3. Trex decks retain a uniform color. Color uniformity is one of the most popular reasons that homeowners choose Trex. Since the composite material is a uniformly mixed batch, every single board looks he dame as the one next to it. This is an enormous advantage over wooden decks, which, if not sealed and stained regularly, are susceptible to fading into a dusty silver-grey color.

4. Trex is naturally resistant to pests and rot. Wood decking has to be treated to be made resistant to pests. This is typically done by infusing it with heavy metals, such as arsenic, and pesticides, during a pressure treating process. As the wood deteriorates over time, these treatments can become dangerous for children and animals as well as adults. Going without these treatments leaves wood vulnerable to pest invasions. Composite decking, such as Trex, on the other hand, is naturally resistant to pests as well as to fungi and decay as a result of both the materials used to construct it and the process used to manufacture it.

5. Trex decking is always being improved. Unlike wood, which is a natural substance that remains unchanged and unchangeable over time, composite decking can constantly be improved over time. Research and development teams are continually working to solve problems and to improve the product. This has resulted in advances in how the product looks, making composite more wood-like in appearance since it was first introduced, as well as helping to keep colors brighter and more even. This means that when homeowners choose Trex they can rest assured that they are getting the best possible product that is the result of the most up-to-date research, manufacturing techniques and materials.

6. Trex is environmentally friendly. Building a traditional deck requires the use of many trees, the number depending upon the size of the deck. In addition to the reducing the shade and shelter that some other plants and animals depend upon for survival, every tree cut down decreases the amount of oxygen that is released in to the environment. Trex, on the other hand, as the first and largest composite decking manufacturer, recycles approximately 6 million pounds of plastic each and every year. This is because composites are usually made out of waste, including saw dust, old plastic milk jugs, shopping bags and other items typically thought of as garbage. In fact, unlike traditional wooden decks, which can impact the environment negatively by encouraging the chopping down of trees, every 20 feet of Trex decking actually saves 30 pounds of material from its fate in a landfill.

7. Trex decks come in at a similar cost to wooden decks over the lifetime of a deck. The initial investment in a wooden deck can fool some homeowners into thinking that the cost of a Trex deck is more than the cost of a wooden deck. The fact is, however, that after factoring in the cost of yearly maintenance for a wooden deck over a decade, the total cost of the inital purchase plus maintenance are nearly identical.

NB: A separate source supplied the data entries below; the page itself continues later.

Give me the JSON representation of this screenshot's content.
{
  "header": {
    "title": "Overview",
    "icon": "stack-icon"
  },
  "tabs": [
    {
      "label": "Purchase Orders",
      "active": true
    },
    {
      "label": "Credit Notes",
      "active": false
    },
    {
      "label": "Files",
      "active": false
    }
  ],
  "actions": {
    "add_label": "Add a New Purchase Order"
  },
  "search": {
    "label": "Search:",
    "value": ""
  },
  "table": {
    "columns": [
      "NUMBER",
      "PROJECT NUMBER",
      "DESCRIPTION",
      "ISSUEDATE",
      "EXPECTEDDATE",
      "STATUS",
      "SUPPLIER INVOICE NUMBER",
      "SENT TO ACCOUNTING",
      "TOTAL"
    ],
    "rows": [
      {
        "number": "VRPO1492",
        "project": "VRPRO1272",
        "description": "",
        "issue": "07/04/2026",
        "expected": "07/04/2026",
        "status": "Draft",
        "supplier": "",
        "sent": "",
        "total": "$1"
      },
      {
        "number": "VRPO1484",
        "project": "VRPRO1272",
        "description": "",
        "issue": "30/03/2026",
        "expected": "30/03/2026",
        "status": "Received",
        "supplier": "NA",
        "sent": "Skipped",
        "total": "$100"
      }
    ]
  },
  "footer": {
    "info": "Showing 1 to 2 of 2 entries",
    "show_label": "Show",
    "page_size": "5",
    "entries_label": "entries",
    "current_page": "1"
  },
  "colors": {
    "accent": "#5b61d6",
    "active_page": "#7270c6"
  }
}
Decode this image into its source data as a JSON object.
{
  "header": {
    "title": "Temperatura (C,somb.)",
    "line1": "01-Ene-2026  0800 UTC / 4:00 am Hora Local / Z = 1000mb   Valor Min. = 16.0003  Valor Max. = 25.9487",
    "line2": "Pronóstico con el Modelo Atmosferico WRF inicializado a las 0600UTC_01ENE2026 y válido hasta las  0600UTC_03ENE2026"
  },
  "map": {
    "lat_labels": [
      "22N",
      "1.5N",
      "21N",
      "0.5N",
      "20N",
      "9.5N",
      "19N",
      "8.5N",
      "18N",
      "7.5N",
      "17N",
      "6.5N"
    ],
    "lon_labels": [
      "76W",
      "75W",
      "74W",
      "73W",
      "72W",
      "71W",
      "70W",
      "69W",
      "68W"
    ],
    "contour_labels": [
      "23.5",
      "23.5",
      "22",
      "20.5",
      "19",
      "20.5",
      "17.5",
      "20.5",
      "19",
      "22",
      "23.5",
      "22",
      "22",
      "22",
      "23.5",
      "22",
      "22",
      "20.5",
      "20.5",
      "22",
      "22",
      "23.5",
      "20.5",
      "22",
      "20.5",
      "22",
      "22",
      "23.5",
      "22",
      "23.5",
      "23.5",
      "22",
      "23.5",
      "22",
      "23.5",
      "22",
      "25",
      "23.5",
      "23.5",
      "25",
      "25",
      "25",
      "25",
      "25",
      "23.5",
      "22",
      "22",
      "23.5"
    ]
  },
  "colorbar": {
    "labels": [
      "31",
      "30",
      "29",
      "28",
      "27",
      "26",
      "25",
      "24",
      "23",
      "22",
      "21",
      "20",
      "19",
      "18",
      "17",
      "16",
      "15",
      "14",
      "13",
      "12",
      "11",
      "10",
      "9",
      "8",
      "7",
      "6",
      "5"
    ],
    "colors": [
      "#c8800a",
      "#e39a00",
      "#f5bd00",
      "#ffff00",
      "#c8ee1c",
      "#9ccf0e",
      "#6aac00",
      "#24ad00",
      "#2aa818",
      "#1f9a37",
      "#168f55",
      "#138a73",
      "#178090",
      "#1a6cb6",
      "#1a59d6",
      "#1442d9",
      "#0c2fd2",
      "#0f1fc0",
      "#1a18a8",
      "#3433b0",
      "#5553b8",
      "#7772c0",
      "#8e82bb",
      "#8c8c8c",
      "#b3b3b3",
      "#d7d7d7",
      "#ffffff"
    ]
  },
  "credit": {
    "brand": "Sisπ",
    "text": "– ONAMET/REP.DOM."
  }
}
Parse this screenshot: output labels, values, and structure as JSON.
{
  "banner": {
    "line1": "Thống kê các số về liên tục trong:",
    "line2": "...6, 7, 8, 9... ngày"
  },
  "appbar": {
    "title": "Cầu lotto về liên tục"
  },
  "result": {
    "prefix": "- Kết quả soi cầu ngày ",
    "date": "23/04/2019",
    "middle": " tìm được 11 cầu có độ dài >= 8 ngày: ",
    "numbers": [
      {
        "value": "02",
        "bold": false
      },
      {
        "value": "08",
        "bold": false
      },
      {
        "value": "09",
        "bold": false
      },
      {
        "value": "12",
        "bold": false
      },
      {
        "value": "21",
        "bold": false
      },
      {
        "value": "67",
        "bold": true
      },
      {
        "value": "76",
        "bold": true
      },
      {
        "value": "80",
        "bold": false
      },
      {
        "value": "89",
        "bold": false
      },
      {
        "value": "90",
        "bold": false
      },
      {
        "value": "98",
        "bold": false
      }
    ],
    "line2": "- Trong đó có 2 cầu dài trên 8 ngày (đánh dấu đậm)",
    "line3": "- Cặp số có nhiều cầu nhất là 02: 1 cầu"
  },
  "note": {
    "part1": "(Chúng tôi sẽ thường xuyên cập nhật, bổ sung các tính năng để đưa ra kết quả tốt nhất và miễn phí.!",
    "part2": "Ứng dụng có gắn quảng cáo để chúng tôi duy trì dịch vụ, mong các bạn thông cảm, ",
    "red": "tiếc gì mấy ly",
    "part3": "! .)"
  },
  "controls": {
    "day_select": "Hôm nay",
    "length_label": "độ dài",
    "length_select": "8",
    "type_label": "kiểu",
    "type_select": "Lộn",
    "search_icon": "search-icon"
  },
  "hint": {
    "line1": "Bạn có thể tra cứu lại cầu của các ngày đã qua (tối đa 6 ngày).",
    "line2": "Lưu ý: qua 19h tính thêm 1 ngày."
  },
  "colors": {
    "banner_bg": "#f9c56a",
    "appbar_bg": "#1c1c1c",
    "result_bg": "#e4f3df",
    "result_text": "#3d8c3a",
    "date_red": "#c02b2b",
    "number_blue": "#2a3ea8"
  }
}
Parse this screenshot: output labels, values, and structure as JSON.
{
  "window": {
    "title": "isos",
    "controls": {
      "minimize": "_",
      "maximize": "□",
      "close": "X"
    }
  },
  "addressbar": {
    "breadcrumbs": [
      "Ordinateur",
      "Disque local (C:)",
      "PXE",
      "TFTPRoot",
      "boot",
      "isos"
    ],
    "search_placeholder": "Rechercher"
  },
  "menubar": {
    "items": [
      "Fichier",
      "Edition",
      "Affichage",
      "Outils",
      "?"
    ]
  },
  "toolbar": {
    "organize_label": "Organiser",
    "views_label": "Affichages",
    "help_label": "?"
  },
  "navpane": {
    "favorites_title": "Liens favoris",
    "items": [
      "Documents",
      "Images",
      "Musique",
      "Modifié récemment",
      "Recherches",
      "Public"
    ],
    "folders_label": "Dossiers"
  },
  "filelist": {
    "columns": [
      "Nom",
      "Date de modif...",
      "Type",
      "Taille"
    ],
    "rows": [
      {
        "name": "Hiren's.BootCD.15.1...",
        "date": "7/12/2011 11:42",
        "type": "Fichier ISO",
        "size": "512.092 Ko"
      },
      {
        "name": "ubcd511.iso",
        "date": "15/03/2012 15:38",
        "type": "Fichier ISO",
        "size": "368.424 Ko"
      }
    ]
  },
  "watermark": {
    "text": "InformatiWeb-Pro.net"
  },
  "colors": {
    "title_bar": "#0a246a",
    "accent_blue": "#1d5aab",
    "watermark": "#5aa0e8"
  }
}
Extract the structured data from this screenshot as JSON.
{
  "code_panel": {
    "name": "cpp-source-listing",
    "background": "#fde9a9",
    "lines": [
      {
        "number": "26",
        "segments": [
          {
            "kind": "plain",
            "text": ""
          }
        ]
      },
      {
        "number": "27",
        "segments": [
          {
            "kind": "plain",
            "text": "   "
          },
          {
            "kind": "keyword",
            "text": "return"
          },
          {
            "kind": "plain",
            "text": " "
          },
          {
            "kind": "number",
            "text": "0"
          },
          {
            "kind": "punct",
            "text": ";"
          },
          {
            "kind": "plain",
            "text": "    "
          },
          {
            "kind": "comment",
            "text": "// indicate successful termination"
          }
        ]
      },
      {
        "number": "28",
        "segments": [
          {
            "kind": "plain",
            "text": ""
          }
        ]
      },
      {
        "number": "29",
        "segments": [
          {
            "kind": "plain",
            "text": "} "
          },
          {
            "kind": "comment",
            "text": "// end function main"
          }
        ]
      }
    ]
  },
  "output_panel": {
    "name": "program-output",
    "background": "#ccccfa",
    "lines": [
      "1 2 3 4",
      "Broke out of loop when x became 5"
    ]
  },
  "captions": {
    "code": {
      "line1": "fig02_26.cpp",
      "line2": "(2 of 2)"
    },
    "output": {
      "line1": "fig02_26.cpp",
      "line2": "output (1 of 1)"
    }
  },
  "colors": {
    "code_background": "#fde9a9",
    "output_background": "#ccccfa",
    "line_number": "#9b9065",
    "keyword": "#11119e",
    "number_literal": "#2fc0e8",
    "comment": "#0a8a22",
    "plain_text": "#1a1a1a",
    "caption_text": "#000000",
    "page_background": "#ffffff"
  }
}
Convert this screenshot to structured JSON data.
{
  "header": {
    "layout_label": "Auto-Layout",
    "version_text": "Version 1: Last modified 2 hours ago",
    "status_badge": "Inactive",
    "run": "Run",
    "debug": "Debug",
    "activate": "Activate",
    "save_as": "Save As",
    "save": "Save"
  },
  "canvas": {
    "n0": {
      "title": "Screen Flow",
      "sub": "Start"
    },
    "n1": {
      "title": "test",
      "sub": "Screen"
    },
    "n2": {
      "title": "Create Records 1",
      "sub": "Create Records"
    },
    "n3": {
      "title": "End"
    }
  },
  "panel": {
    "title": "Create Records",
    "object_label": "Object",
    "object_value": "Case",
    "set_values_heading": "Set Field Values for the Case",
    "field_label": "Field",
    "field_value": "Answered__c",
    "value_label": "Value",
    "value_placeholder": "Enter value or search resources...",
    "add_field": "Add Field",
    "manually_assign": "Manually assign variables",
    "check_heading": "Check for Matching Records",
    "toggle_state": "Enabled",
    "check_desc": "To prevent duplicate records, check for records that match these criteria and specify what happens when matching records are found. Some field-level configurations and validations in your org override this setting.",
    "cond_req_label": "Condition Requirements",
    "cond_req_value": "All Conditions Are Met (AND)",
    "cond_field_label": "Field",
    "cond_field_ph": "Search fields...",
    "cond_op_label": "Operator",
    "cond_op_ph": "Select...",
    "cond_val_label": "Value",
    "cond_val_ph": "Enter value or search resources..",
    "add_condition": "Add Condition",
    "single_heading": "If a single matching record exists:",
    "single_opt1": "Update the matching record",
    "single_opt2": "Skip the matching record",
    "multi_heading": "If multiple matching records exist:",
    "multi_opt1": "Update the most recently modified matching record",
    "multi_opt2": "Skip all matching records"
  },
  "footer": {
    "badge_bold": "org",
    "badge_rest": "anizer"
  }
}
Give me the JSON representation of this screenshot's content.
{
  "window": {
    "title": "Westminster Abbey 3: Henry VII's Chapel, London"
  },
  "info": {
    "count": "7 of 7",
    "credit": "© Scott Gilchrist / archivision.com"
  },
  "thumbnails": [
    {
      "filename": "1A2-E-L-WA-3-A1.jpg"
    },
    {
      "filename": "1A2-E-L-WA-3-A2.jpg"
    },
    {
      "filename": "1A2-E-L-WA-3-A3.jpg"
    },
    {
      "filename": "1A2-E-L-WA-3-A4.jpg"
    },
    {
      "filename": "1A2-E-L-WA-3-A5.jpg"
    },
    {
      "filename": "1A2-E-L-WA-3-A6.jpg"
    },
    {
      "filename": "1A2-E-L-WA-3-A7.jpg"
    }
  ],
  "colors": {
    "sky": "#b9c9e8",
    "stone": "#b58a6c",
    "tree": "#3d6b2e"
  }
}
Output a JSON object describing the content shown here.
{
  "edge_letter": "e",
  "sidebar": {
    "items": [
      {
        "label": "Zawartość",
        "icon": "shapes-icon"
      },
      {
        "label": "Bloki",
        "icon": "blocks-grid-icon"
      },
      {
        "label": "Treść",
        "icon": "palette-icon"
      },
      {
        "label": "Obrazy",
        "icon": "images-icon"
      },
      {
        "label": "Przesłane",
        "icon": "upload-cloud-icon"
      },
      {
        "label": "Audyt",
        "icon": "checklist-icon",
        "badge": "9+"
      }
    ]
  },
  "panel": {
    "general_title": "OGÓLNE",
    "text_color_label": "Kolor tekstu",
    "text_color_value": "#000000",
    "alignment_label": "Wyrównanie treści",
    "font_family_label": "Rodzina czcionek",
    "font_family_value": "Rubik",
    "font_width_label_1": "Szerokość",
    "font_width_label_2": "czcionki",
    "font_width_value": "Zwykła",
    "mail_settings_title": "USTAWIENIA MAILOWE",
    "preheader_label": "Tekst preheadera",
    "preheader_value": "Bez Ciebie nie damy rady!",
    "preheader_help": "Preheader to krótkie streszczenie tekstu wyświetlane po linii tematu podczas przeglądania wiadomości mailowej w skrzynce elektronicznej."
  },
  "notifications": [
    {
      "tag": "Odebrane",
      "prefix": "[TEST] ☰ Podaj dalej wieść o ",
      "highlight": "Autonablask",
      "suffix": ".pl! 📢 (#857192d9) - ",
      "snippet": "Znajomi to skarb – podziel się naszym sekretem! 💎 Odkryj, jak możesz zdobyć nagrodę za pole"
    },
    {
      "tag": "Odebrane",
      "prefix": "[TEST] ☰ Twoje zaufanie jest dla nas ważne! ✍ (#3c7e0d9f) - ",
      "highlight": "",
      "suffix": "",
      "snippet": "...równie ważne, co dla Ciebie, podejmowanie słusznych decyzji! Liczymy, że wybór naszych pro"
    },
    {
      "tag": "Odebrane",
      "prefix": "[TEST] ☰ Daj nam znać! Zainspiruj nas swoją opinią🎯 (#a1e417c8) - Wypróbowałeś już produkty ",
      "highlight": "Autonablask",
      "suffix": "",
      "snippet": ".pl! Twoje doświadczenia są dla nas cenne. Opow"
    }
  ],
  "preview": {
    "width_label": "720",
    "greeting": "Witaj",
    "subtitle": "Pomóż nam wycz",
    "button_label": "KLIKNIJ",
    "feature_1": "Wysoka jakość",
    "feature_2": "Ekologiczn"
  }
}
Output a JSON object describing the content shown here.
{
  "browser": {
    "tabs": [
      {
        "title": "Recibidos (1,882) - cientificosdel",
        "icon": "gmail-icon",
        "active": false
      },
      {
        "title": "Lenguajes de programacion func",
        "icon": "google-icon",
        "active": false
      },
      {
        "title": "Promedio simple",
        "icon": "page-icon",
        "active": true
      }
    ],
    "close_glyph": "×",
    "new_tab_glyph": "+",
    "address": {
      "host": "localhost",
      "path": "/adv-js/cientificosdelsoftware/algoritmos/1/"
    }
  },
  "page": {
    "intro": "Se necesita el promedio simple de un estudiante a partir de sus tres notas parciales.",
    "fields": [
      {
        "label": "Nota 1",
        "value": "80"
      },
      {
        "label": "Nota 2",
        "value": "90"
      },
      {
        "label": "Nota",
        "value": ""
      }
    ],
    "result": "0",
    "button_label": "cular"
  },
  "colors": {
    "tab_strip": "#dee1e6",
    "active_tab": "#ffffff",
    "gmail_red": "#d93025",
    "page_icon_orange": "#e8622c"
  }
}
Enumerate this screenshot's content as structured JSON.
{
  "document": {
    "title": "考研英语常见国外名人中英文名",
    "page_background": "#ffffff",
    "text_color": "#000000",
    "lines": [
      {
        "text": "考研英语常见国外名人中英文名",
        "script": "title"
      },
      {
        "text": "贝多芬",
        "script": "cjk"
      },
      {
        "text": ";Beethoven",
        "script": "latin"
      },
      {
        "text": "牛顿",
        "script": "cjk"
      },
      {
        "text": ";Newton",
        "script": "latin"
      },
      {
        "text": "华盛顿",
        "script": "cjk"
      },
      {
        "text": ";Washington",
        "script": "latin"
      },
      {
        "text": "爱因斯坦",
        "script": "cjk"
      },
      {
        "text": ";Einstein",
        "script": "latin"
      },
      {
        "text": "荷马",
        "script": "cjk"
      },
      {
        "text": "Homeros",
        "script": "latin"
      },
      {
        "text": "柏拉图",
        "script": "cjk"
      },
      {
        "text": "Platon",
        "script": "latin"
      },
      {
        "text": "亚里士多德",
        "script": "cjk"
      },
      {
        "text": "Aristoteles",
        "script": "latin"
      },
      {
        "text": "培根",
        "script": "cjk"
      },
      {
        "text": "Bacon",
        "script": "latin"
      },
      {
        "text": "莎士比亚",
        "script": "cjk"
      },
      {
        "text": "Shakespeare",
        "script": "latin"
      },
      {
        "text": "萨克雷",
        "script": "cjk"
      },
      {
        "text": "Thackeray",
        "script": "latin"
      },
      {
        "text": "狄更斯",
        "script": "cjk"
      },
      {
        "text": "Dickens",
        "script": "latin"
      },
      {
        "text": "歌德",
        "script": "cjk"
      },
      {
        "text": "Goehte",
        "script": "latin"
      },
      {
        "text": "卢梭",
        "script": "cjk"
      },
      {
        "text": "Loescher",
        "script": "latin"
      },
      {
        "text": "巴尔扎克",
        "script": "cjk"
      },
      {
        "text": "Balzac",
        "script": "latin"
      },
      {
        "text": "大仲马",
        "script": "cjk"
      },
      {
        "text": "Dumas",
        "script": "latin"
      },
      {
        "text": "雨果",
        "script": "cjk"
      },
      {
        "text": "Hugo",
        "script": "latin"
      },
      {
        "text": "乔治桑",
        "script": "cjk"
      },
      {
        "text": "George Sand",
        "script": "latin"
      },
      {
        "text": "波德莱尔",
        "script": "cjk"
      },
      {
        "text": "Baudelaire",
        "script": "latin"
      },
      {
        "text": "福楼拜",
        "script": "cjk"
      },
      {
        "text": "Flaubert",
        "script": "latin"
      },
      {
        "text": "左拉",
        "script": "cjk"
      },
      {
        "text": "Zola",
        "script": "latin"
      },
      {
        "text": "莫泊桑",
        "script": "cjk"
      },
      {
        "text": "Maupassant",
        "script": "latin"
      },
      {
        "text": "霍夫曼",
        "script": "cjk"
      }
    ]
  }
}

Further, if a homeowner intends to do any of the maintenance for a wooden deck himself or herself the cost of his or her time should also be factored in to the total cost of owning the deck. When the difference in overall price is negligible, making the choice to have Trex decking is a no-brainer.
To talk more about how Trex decking can improve the look and function of any property, please contact us. Thank you.